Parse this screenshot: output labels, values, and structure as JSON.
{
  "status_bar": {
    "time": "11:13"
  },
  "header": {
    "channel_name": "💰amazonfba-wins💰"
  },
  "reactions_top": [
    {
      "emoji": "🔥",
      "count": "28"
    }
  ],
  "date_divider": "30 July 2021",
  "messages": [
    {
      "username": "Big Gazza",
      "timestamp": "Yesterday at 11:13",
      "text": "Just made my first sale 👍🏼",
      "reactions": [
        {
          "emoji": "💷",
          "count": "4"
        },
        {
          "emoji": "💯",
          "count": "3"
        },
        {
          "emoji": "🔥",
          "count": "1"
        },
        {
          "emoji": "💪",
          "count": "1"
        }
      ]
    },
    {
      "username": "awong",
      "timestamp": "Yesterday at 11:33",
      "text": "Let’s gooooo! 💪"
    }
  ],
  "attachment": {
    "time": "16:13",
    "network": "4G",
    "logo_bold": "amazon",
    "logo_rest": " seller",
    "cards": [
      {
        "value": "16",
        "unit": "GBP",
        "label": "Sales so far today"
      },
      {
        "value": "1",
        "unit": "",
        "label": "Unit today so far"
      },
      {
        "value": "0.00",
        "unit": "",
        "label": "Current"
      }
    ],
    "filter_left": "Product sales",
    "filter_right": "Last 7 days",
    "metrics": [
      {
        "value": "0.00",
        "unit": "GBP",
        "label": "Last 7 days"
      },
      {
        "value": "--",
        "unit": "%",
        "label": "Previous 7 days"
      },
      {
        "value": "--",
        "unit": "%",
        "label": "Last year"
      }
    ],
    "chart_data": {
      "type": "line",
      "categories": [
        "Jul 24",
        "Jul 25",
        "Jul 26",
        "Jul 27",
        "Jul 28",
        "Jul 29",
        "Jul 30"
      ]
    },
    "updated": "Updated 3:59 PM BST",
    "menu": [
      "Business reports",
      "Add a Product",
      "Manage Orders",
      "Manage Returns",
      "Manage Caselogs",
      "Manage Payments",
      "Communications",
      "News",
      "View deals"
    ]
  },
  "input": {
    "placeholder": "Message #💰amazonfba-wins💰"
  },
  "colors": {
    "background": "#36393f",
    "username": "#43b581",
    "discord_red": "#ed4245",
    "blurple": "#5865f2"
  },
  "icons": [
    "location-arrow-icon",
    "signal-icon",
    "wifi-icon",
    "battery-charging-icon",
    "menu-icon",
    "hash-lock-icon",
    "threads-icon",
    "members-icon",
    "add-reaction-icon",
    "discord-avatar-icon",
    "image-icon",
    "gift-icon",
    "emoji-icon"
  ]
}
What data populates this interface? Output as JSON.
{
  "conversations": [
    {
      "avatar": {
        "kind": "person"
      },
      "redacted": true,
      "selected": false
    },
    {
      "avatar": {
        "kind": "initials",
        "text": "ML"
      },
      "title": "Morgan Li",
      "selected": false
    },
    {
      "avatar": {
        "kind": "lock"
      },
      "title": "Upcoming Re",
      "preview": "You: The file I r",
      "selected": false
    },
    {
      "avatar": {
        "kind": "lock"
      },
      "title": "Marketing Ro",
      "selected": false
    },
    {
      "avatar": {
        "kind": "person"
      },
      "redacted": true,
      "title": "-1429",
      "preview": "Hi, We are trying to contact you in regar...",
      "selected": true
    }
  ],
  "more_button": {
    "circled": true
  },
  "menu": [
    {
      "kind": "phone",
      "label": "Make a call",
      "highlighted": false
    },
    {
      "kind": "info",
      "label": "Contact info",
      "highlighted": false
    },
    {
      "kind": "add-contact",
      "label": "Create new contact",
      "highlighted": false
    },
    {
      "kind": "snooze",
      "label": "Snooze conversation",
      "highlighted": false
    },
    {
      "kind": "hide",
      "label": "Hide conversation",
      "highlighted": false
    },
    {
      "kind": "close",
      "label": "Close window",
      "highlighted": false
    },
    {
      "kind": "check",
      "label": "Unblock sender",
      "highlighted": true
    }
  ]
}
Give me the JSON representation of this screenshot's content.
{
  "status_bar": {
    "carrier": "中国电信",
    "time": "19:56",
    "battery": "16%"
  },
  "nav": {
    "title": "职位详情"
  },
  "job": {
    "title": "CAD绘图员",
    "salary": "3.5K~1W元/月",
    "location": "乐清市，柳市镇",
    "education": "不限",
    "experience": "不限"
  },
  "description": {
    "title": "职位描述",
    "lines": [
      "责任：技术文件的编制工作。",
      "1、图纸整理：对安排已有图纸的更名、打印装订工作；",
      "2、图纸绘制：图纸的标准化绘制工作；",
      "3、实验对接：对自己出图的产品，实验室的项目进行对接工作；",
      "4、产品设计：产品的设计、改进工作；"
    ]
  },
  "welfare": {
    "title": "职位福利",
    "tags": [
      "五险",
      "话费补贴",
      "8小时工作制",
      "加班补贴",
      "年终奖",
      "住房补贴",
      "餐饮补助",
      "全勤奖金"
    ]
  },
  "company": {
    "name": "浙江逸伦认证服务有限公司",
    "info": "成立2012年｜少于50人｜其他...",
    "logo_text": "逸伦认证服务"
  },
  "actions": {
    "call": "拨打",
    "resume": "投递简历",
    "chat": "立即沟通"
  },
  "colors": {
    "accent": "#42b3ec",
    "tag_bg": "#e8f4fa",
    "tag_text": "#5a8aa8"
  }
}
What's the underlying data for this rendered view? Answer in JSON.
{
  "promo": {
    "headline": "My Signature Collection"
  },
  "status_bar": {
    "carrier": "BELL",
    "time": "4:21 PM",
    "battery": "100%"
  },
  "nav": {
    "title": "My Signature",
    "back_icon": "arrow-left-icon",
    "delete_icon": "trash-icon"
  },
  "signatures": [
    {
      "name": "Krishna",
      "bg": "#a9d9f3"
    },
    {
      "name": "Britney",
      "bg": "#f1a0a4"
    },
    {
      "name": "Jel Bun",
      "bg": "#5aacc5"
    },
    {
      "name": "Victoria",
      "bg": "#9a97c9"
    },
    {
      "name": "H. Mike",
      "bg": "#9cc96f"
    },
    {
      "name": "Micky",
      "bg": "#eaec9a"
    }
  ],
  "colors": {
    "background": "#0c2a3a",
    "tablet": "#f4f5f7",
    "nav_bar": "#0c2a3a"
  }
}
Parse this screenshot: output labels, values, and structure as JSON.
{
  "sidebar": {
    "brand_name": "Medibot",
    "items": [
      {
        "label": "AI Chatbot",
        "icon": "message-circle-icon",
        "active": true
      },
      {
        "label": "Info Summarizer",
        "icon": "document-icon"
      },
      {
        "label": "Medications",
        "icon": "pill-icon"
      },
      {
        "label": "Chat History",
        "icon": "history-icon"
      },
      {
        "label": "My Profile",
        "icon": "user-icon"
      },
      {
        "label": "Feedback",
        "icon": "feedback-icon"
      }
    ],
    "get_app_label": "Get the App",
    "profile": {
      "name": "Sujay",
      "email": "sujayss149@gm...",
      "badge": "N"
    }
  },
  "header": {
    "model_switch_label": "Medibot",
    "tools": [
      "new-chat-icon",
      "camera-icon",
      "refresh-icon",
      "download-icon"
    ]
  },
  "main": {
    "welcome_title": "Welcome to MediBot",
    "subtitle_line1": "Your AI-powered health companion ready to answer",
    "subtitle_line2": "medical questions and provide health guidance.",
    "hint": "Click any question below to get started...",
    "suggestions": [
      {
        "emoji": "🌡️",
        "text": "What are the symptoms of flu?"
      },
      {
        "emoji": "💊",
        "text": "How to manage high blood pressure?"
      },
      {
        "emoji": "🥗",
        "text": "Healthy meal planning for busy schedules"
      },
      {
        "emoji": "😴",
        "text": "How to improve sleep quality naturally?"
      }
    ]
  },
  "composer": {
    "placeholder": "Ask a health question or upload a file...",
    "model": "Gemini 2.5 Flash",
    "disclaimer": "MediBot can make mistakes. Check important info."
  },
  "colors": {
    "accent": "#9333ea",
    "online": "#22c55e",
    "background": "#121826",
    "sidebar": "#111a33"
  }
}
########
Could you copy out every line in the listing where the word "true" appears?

### FINISHED TASK
      "redacted": true,
      "redacted": true,
      "selected": true
    "circled": true
      "highlighted": true
        "active": true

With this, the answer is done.